Writer: Catherine Lacey
Publishing House: Farrar, Straus and Giroux
Date of Publication: May 14th 2020
Rating: 5 stars
”These people go out into the street, and walk down the street alone. They keep walking, and walk straight out of the city of Omelas, through the beautiful gates. They keep walking across the farmlands of Omelas. Each one goes alone, youth or girl, man or woman. Night falls;”
”The Ones Who Walk Away from Omelas”, Ursula K. Le Guin
In a church of a sleepy town, somewhere in the American South, a being is found. And I use the word ”being” because no one can determine whether the stranger is a boy or a girl. They are named ”Pew”, after the pew they were found on. The residents of the town seem to be fascinated by the unexpected visitor, they offer hospitality and ”protection”, believing that the silent Pew is the perfect listened to accept their confessions. Pew listens and watches but rarely speaks, only nods. When someone doesn’t speak, judgement and condemnation stay away for the ones who confess their sins. But their ”confessions” are meaningless and things are bound to change when Pew doesn’t behave exactly as they expect…

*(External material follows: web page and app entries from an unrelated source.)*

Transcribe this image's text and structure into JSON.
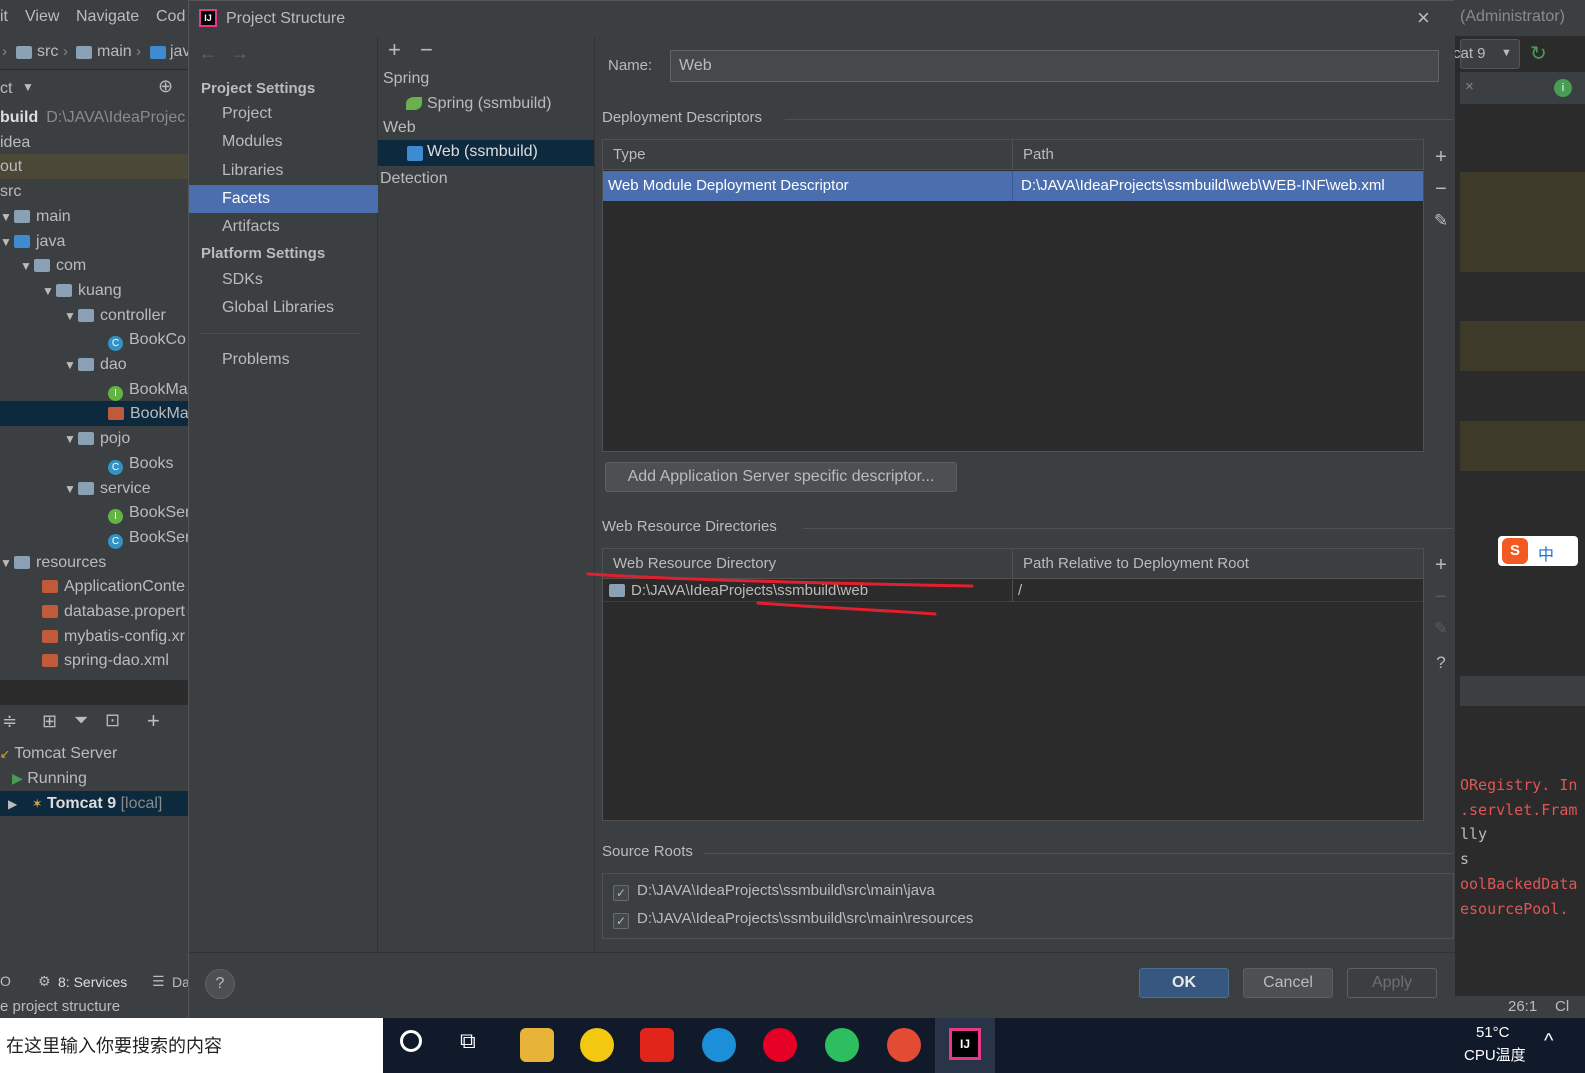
{
  "ide": {
    "menu": [
      "it",
      "View",
      "Navigate",
      "Cod"
    ],
    "admin_label": "(Administrator)",
    "breadcrumb": [
      "src",
      "main",
      "jav"
    ],
    "project_dropdown": "ct",
    "run_config": "cat 9",
    "tree": [
      {
        "label": "build",
        "extra": "D:\\JAVA\\IdeaProjec",
        "bold": true
      },
      {
        "label": "idea"
      },
      {
        "label": "out"
      },
      {
        "label": "src"
      },
      {
        "label": "main"
      },
      {
        "label": "java"
      },
      {
        "label": "com"
      },
      {
        "label": "kuang"
      },
      {
        "label": "controller"
      },
      {
        "label": "BookCo"
      },
      {
        "label": "dao"
      },
      {
        "label": "BookMa"
      },
      {
        "label": "BookMa"
      },
      {
        "label": "pojo"
      },
      {
        "label": "Books"
      },
      {
        "label": "service"
      },
      {
        "label": "BookSer"
      },
      {
        "label": "BookSer"
      },
      {
        "label": "resources"
      },
      {
        "label": "ApplicationConte"
      },
      {
        "label": "database.propert"
      },
      {
        "label": "mybatis-config.xr"
      },
      {
        "label": "spring-dao.xml"
      }
    ],
    "services": {
      "tomcat_server": "Tomcat Server",
      "running": "Running",
      "tomcat9": "Tomcat 9",
      "local": "[local]"
    },
    "bottom_tabs": {
      "first": "O",
      "services": "8: Services",
      "db": "Da"
    },
    "status_text": "e project structure",
    "status_pos": "26:1",
    "status_extra": "Cl",
    "console_lines": [
      "ORegistry. In",
      ".servlet.Fram",
      "lly",
      "s",
      "oolBackedData",
      "esourcePool."
    ]
  },
  "dialog": {
    "title": "Project Structure",
    "project_settings_header": "Project Settings",
    "project_settings_items": [
      "Project",
      "Modules",
      "Libraries",
      "Facets",
      "Artifacts"
    ],
    "platform_settings_header": "Platform Settings",
    "platform_settings_items": [
      "SDKs",
      "Global Libraries"
    ],
    "problems": "Problems",
    "facets": {
      "spring_group": "Spring",
      "spring_item": "Spring (ssmbuild)",
      "web_group": "Web",
      "web_item": "Web (ssmbuild)",
      "detection": "Detection"
    },
    "name_label": "Name:",
    "name_value": "Web",
    "deployment_descriptors": {
      "title": "Deployment Descriptors",
      "col_type": "Type",
      "col_path": "Path",
      "row_type": "Web Module Deployment Descriptor",
      "row_path": "D:\\JAVA\\IdeaProjects\\ssmbuild\\web\\WEB-INF\\web.xml",
      "add_button": "Add Application Server specific descriptor..."
    },
    "web_resource_dirs": {
      "title": "Web Resource Directories",
      "col_dir": "Web Resource Directory",
      "col_rel": "Path Relative to Deployment Root",
      "row_dir": "D:\\JAVA\\IdeaProjects\\ssmbuild\\web",
      "row_rel": "/"
    },
    "source_roots": {
      "title": "Source Roots",
      "items": [
        "D:\\JAVA\\IdeaProjects\\ssmbuild\\src\\main\\java",
        "D:\\JAVA\\IdeaProjects\\ssmbuild\\src\\main\\resources"
      ]
    },
    "buttons": {
      "ok": "OK",
      "cancel": "Cancel",
      "apply": "Apply"
    }
  },
  "taskbar": {
    "search_placeholder": "在这里输入你要搜索的内容",
    "temp": "51°C",
    "cpu": "CPU温度"
  },
  "ime": {
    "label": "中"
  },
  "colors": {
    "selection": "#4b6eaf",
    "tree_selection": "#0d293e",
    "annotation": "#e0202e",
    "ok_button": "#365880"
  }
}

”I do wish they bloomed this time of year. It would give me some relief. But you can tell a tree whatever you like – it won’t even listen.”
”All this bitterness. Everyone wants to be the one who’s right.”
Pew is an innocent bystander, a silent watcher, an unwilling listener and confidante because of their silence. What initially appears as a confession of wrong choices and guilt, quickly turns into the worst form of patronization and manipulation behind the facade of ”innocent” curiosity and kindness. Pew hasn’t asked for their ”help”. These people aren’t driven by kindness and generosity but by a frightening urge to alter the ” different”, the one they cannot understand, the one who doesn’t fall into their precious, perfect tags. If you don’t like to talk, you are strange, dangerous. We live in societies where everyone wants to ”talk” and ends up saying nothing at all.
Act nice, look nice. Everyone’s watching you. What would the neighbours say? The plague of all small communities. Wealth dictates whether you will be ”respected” or not, as Hilda demonstrates. Hilda. Hideous Hilda, the epitome of the uneducated housewife. Mr. Kercher, young Annie, and Roger are tiny dots of light on a map filled with vicious people.
”After all the moon was here, calm night, warm and easy air, and all of it was ours.”
The frail body and the pale moon echo Pew’s presence. Who is Pew? An archangel? A spirit? Pew, ethereal and earthy. Pew, led from one resident to another, first as if they were an exhibition item. Then, carried away like Jesus from Caiaphas to Herod to Pontius Pilate. And once more, religion is distorted to justify the rot in people’s souls, their horrible actions, their ”morality” of stupidity and hatred.
Lacey creates a modern classic. Classics mirror our societies’ wrongdoings and Lacey excels. Think of all those American sects, the charlatans, the hysteric so-called ”priests” that scream and pretend to ”heal” people who are desperate, uneducated and stupid enough to believe them. There isn’t an ounce of forgiveness in this awful lot, in this god-forsaken town, somewhere in the American South. In a society where crying children are psychologically abused for disturbing the peace and upsetting the others. No one gives a damn about their feelings.
And the mob will always hold a trial about things they cannot understand. The mob will always believe they have the right to decide what is true and what is not. And there is nothing Christian in this behaviour. White people, black people…They all treat Pew in the same horrible way. Narrow-mindedness doesn’t discriminate. It concerns every race, every religion, every individual.
Needless to say, this novel made me furious. Needless to say, every reader should choose Pew as their next read.
”Some years, but gone now. They had ended and would never return and would never end. They were mine, or had been mine, but now they were somewhere else, somewhere near and far from me. They didn’t belong to anyone, those untouchable years. All that was left of them was their imprint, the empty field they’d left in me.”
Many thanks to Granta Publications and NetGalley for the ARC in exchange for an honest review.